- [Try it]: Look for the word "JSON" in the entries and copy every line where it shows up.

App and web page records
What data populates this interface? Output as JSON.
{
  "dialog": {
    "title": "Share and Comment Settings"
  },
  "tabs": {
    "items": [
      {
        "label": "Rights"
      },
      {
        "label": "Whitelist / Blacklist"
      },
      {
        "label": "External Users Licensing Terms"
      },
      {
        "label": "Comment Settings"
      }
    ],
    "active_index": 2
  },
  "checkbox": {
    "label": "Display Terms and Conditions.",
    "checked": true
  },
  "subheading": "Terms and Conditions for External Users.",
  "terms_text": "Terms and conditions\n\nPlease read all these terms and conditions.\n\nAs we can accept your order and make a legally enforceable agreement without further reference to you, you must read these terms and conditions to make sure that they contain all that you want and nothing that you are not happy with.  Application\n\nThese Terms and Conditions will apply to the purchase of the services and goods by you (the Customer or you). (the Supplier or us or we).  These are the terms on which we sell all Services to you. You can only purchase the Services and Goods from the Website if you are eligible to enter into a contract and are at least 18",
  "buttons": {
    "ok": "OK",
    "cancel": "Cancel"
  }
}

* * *

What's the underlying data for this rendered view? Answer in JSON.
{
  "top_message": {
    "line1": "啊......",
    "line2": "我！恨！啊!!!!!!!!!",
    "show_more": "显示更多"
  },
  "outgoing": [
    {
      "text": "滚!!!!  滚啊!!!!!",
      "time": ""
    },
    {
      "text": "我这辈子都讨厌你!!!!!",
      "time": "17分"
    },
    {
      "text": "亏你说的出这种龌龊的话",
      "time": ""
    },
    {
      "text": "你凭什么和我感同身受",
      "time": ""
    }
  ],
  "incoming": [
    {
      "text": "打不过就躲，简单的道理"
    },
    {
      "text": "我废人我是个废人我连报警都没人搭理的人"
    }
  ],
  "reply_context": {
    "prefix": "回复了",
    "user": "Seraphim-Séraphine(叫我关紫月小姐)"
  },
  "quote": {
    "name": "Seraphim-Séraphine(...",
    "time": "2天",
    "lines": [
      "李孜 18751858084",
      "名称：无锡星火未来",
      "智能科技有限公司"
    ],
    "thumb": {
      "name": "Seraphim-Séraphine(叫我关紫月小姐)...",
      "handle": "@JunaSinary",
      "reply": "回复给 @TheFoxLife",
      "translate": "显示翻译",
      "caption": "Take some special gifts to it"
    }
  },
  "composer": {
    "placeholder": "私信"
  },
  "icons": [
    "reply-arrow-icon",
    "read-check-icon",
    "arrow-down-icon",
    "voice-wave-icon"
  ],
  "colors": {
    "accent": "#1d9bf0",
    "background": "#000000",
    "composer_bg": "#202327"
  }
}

- [Output for this task]:
What data populates this interface? Output as JSON.
What's the underlying data for this rendered view? Answer in JSON.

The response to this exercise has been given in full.